In June of 1873 she was given the Last Rites for the third time. Yet again she recovered and this time was appointed Assistant Sacristan-----the person who kept the chapel clean and in order. But from April of 1875 she was a complete invalid, and on April 16, 1879 she died at three in the afternoon-----the same hour as Christ's death on the Cross.


What, apart from this bare chronology, can we know about Bernadette Soubirous? One thing is certain: she strove with all her might to fulfill the vocation announced to her by the Virgin at Massabielle-----to do penance, to pray and suffer for sinners. And she did suffer. The Mother Superior at Nevers testified, "It took her an hour to find a bearable position, during which her face changed and she became as if dead. Even when asleep, the faintest movement of her leg made her cry out. Such sharp cries that her companions in the dormitory could not sleep. She shrank to nothing." In fact, she had tuberculosis. Bernadette did not 'enjoy' suffering, though she spoke of it as 'my job'. And she once said, "I pray to St. Bernard, but I do not imitate him. St. Bernard liked suffering, but I avoid it if I can."

Apart from her physical pain, she bore much personal grief. Her mother died early, at forty-one. Her sister Toinette's first child, also named Bernadette, died in February of 1871, to be followed by her father a month later. In fact all five of Toinette's babies died and Bernadette wrote to her: "I like to imagine that dear little group praying in Heaven for us poor exiles on this miserable earth."

Bernadette suffered, too, from the interrogations of religious historians who tried to make her offer elaborate theological explanations for her visions. But she replied, "It is best for people to speak and write very simply. It is more moving to read the Passion than to have it explained."

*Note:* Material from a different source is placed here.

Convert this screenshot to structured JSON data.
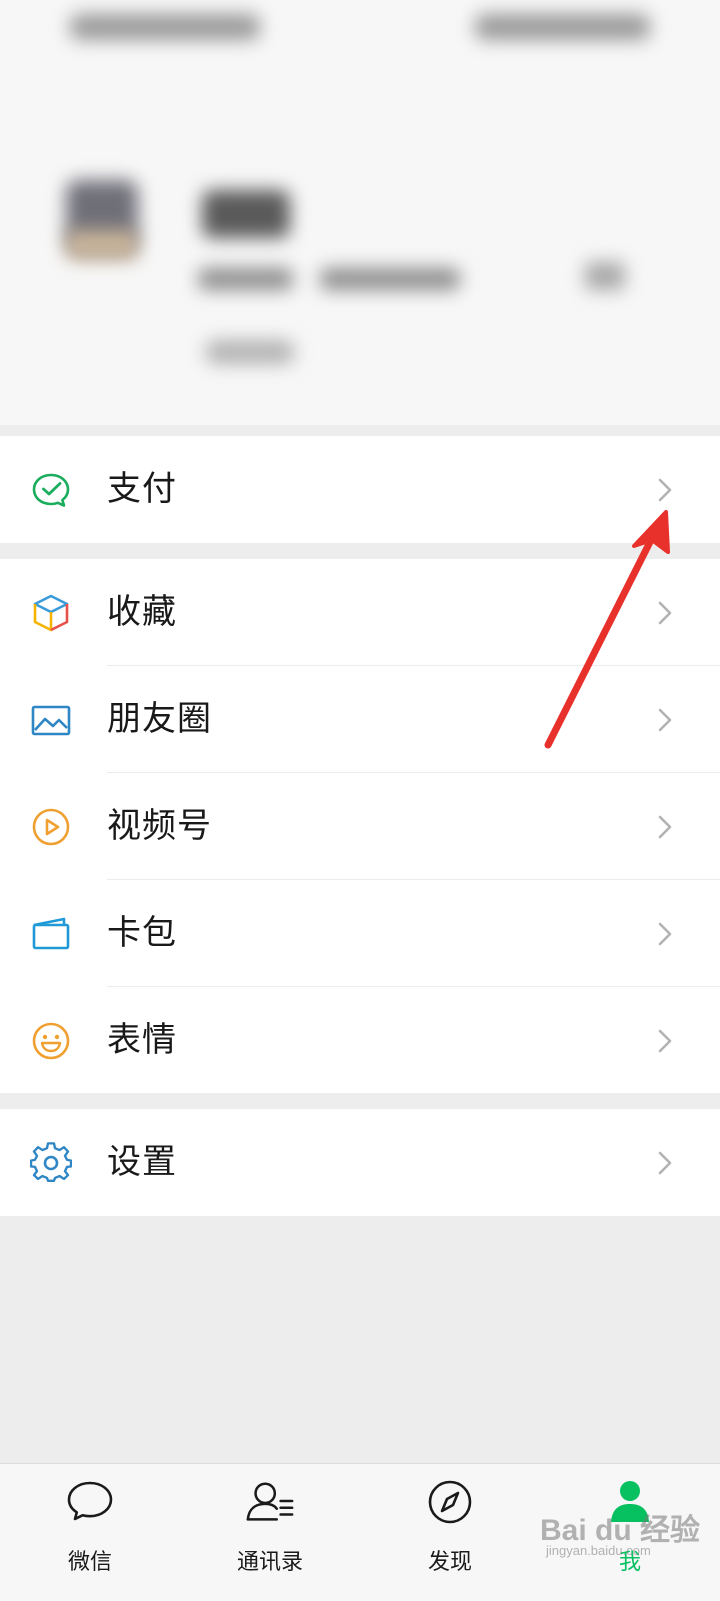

In the last stages of her final illness, she requested to be left only with the crucifix sent to her by Pope Pius IX. When she became too weak to hold it, she had it fastened to her breast. After her death she was first beatified in 1925 and then canonized as St. Bernadette in 1933. Her Feast Day is February 18.

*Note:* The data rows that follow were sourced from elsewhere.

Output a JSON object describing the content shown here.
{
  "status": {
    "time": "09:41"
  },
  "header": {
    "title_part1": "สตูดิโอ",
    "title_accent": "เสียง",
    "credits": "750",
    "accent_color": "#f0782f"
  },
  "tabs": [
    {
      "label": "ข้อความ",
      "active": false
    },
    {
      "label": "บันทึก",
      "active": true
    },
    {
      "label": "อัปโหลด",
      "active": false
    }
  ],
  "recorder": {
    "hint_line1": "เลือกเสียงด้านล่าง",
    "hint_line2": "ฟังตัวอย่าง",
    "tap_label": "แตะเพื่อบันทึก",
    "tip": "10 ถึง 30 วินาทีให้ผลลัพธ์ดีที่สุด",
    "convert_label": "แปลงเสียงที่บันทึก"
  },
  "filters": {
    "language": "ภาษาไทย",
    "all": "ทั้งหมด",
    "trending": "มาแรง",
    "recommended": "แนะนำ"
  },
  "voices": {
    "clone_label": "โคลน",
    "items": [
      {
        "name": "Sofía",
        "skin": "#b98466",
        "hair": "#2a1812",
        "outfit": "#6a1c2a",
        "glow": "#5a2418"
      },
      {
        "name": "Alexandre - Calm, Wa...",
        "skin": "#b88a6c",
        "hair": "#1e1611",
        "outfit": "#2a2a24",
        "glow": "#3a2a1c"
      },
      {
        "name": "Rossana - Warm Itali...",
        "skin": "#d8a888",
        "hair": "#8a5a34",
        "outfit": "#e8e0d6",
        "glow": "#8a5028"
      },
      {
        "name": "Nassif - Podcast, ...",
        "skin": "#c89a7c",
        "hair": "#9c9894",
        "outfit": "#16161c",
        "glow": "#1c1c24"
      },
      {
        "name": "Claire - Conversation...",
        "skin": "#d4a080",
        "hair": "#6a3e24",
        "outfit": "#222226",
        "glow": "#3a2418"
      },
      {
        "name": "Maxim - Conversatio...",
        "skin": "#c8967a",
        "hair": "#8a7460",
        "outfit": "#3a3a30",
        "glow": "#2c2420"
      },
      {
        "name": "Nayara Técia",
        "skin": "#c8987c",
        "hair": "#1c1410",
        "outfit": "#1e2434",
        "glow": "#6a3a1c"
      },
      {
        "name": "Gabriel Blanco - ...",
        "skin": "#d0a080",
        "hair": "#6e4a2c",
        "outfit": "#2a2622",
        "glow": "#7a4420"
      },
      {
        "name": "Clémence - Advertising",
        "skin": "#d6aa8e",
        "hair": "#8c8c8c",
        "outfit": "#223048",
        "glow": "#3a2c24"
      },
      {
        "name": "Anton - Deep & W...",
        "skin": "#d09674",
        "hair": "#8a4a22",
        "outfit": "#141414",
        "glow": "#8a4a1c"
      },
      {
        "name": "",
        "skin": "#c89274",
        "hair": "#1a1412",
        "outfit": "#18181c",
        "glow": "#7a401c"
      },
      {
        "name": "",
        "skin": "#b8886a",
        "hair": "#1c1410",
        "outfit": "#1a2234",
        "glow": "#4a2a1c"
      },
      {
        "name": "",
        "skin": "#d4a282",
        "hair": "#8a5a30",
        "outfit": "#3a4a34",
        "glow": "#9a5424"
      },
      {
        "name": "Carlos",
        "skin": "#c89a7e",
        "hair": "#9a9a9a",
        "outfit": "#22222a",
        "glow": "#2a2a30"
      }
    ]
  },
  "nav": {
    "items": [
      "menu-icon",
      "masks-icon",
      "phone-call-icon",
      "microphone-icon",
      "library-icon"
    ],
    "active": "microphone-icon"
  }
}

Is there anything truer or more beautiful, anything more desperately needed in our own violent times, than the heartfelt desire to pray for the forgiveness and salvation of others as well as for ourselves, and to follow the intuitive, undefeated sense and hope in all of us that love and tenderness are the immaculate things in a sullied world? It is not out of place to describe this longing as a vision of the Mother of God.

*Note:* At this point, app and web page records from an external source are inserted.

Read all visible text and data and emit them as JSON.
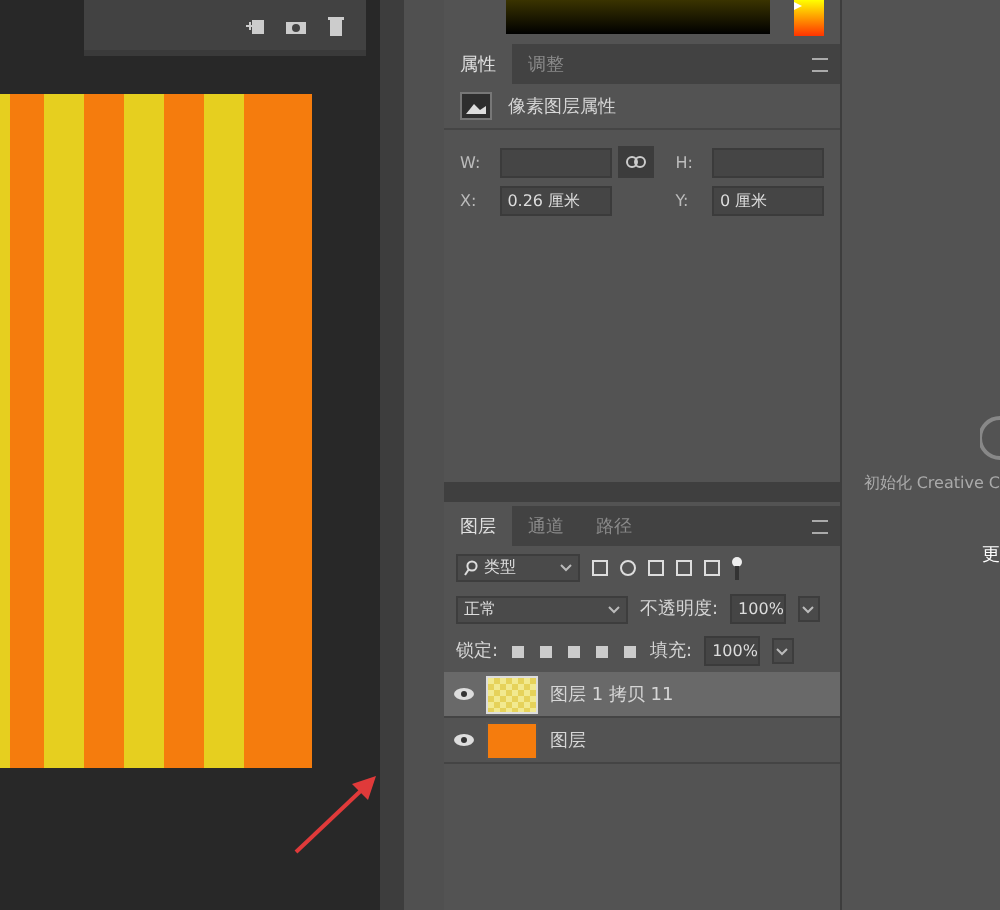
{
  "color_picker": {
    "hue_slider": {
      "level": 0.95
    }
  },
  "properties": {
    "tabs": [
      {
        "label": "属性",
        "selected": true
      },
      {
        "label": "调整",
        "selected": false
      }
    ],
    "title": "像素图层属性",
    "fields": [
      {
        "label": "W:"
      },
      {
        "label": "H:"
      },
      {
        "label": "X:",
        "value": "0.26 厘米"
      },
      {
        "label": "Y:",
        "value": "0 厘米"
      }
    ]
  },
  "side_text": {
    "message": "初始化 Creative C",
    "cut_label": "更"
  },
  "layers_panel": {
    "tabs": [
      {
        "label": "图层",
        "selected": true
      },
      {
        "label": "通道",
        "selected": false
      },
      {
        "label": "路径",
        "selected": false
      }
    ],
    "filter": "类型",
    "blend_mode": "正常",
    "opacity_label": "不透明度:",
    "opacity": "100%",
    "lock_label": "锁定:",
    "fill_label": "填充:",
    "fill": "100%",
    "layers": [
      {
        "name": "图层 1 拷贝 11",
        "selected": true,
        "visible": true,
        "kind": "pattern"
      },
      {
        "name": "图层",
        "selected": false,
        "visible": true,
        "kind": "solid"
      }
    ]
  }
}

Lourdes is justly regarded as the most important place of Catholic pilgrimage in the world after the Holy Land and Rome. It comprises four magnificent basilicas and the grotto marking the exact spot where Our Lady appeared to Bernadette.

It is an awe-inspiring and unforgettable experience for the pilgrim or visitor to join one of the torchlight processions which begin at the grotto and lead to Rosary Square where the sick are blessed in the name of the Holy Mother. Traditionally there are four gifts of Lourdes: the gift of miraculous water, the gift of healing, the gift of reconciliation, the gift of strength and friendship.

In 1866 the first Mass was offered at the grotto, and on the Feast of the Assumption in 1871 the newly built Church of the Immaculate Conception was blessed. The following year saw the first national pilgrimage, with flags and banners and a torchlight procession. In 1873 the Assumption Fathers organized a much larger pilgrimage and a year later the first visitors came from abroad, particularly from Belgium and the USA. The statue of Our Lady of Lourdes was crowned in 1876 and the second of four great basilicas-----the Church of the Rosary-----was opened in 1889. On March 25, 1958, the centenary of the apparitions, the Basilica of St. Pius X was consecrated.

There have been five thousand cures which have taken place. Sixty-five of these cures have been officially designated 'miraculous' by the Church. Wonderfully moving is the nightly procession of the Holy Rosary.

The Feast of Our Lady of Lourdes is February 11.